[Data about app and page elements]
== Segment start ==

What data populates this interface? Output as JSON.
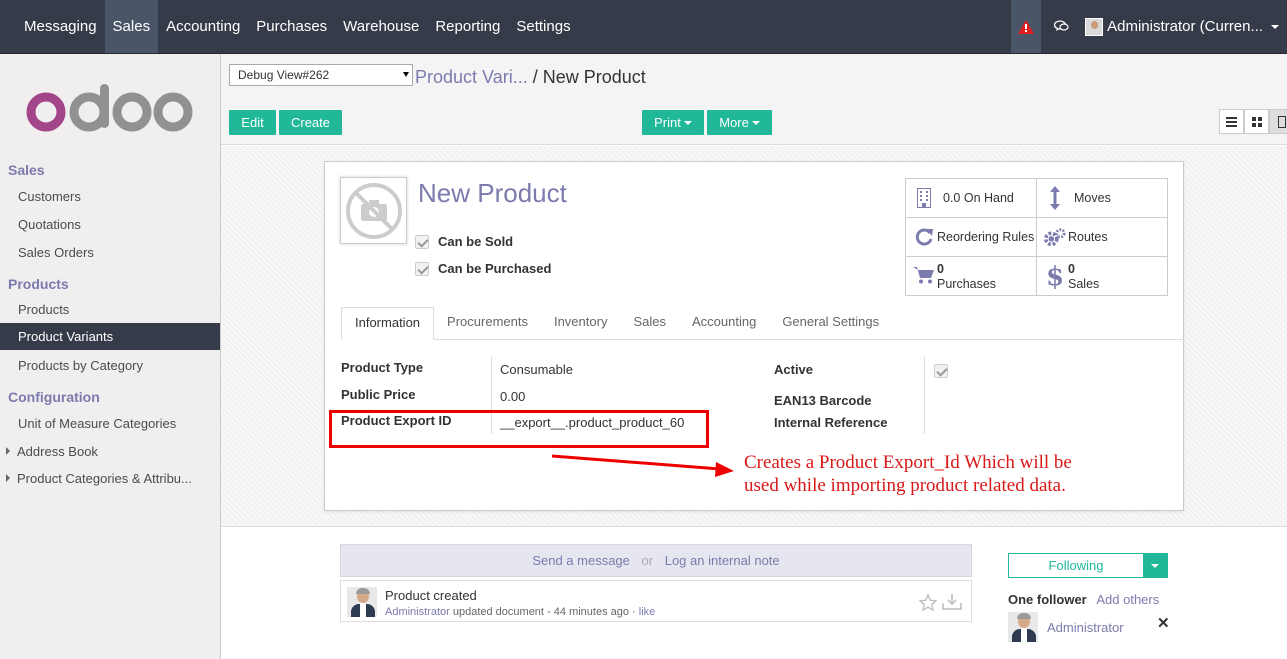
{
  "topbar": {
    "menu": [
      "Messaging",
      "Sales",
      "Accounting",
      "Purchases",
      "Warehouse",
      "Reporting",
      "Settings"
    ],
    "user": "Administrator (Curren..."
  },
  "sidebar": {
    "logo": "odoo",
    "sections": [
      {
        "title": "Sales",
        "items": [
          "Customers",
          "Quotations",
          "Sales Orders"
        ]
      },
      {
        "title": "Products",
        "items": [
          "Products",
          "Product Variants",
          "Products by Category"
        ]
      },
      {
        "title": "Configuration",
        "items": [
          "Unit of Measure Categories",
          "Address Book",
          "Product Categories & Attribu..."
        ]
      }
    ]
  },
  "control": {
    "debug": "Debug View#262",
    "crumb_parent": "Product Vari...",
    "crumb_sep": "/",
    "crumb_current": "New Product",
    "edit": "Edit",
    "create": "Create",
    "print": "Print",
    "more": "More"
  },
  "form": {
    "name": "New Product",
    "can_be_sold": "Can be Sold",
    "can_be_purchased": "Can be Purchased",
    "smart_buttons": [
      {
        "label": "0.0 On Hand",
        "icon": "building-icon"
      },
      {
        "label": "Moves",
        "icon": "arrows-v-icon"
      },
      {
        "label": "Reordering Rules",
        "icon": "refresh-icon"
      },
      {
        "label": "Routes",
        "icon": "cogs-icon"
      },
      {
        "value": "0",
        "label": "Purchases",
        "icon": "cart-icon"
      },
      {
        "value": "0",
        "label": "Sales",
        "icon": "dollar-icon"
      }
    ],
    "tabs": [
      "Information",
      "Procurements",
      "Inventory",
      "Sales",
      "Accounting",
      "General Settings"
    ],
    "fields_left": [
      {
        "label": "Product Type",
        "value": "Consumable"
      },
      {
        "label": "Public Price",
        "value": "0.00"
      },
      {
        "label": "Product Export ID",
        "value": "__export__.product_product_60"
      }
    ],
    "fields_right": [
      {
        "label": "Active"
      },
      {
        "label": "EAN13 Barcode"
      },
      {
        "label": "Internal Reference"
      }
    ]
  },
  "annotation": {
    "line1": "Creates a Product Export_Id Which will be",
    "line2": "used while importing product related data."
  },
  "chatter": {
    "send_message": "Send a message",
    "or": "or",
    "log_note": "Log an internal note",
    "msg_title": "Product created",
    "msg_author": "Administrator",
    "msg_action": "updated document",
    "msg_time": "44 minutes ago",
    "msg_like": "like",
    "following": "Following",
    "followers_count": "One follower",
    "add_others": "Add others",
    "follower_name": "Administrator"
  },
  "colors": {
    "brand": "#7c7bad",
    "primary_button": "#21b799",
    "navbar": "#353b48",
    "annotation": "#e00000"
  }
}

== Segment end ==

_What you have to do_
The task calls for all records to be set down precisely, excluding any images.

_Result_
What data populates this interface? Output as JSON.
{
  "topbar": {
    "menu": [
      "Messaging",
      "Sales",
      "Accounting",
      "Purchases",
      "Warehouse",
      "Reporting",
      "Settings"
    ],
    "user": "Administrator (Curren..."
  },
  "sidebar": {
    "logo": "odoo",
    "sections": [
      {
        "title": "Sales",
        "items": [
          "Customers",
          "Quotations",
          "Sales Orders"
        ]
      },
      {
        "title": "Products",
        "items": [
          "Products",
          "Product Variants",
          "Products by Category"
        ]
      },
      {
        "title": "Configuration",
        "items": [
          "Unit of Measure Categories",
          "Address Book",
          "Product Categories & Attribu..."
        ]
      }
    ]
  },
  "control": {
    "debug": "Debug View#262",
    "crumb_parent": "Product Vari...",
    "crumb_sep": "/",
    "crumb_current": "New Product",
    "edit": "Edit",
    "create": "Create",
    "print": "Print",
    "more": "More"
  },
  "form": {
    "name": "New Product",
    "can_be_sold": "Can be Sold",
    "can_be_purchased": "Can be Purchased",
    "smart_buttons": [
      {
        "label": "0.0 On Hand",
        "icon": "building-icon"
      },
      {
        "label": "Moves",
        "icon": "arrows-v-icon"
      },
      {
        "label": "Reordering Rules",
        "icon": "refresh-icon"
      },
      {
        "label": "Routes",
        "icon": "cogs-icon"
      },
      {
        "value": "0",
        "label": "Purchases",
        "icon": "cart-icon"
      },
      {
        "value": "0",
        "label": "Sales",
        "icon": "dollar-icon"
      }
    ],
    "tabs": [
      "Information",
      "Procurements",
      "Inventory",
      "Sales",
      "Accounting",
      "General Settings"
    ],
    "fields_left": [
      {
        "label": "Product Type",
        "value": "Consumable"
      },
      {
        "label": "Public Price",
        "value": "0.00"
      },
      {
        "label": "Product Export ID",
        "value": "__export__.product_product_60"
      }
    ],
    "fields_right": [
      {
        "label": "Active"
      },
      {
        "label": "EAN13 Barcode"
      },
      {
        "label": "Internal Reference"
      }
    ]
  },
  "annotation": {
    "line1": "Creates a Product Export_Id Which will be",
    "line2": "used while importing product related data."
  },
  "chatter": {
    "send_message": "Send a message",
    "or": "or",
    "log_note": "Log an internal note",
    "msg_title": "Product created",
    "msg_author": "Administrator",
    "msg_action": "updated document",
    "msg_time": "44 minutes ago",
    "msg_like": "like",
    "following": "Following",
    "followers_count": "One follower",
    "add_others": "Add others",
    "follower_name": "Administrator"
  },
  "colors": {
    "brand": "#7c7bad",
    "primary_button": "#21b799",
    "navbar": "#353b48",
    "annotation": "#e00000"
  }
}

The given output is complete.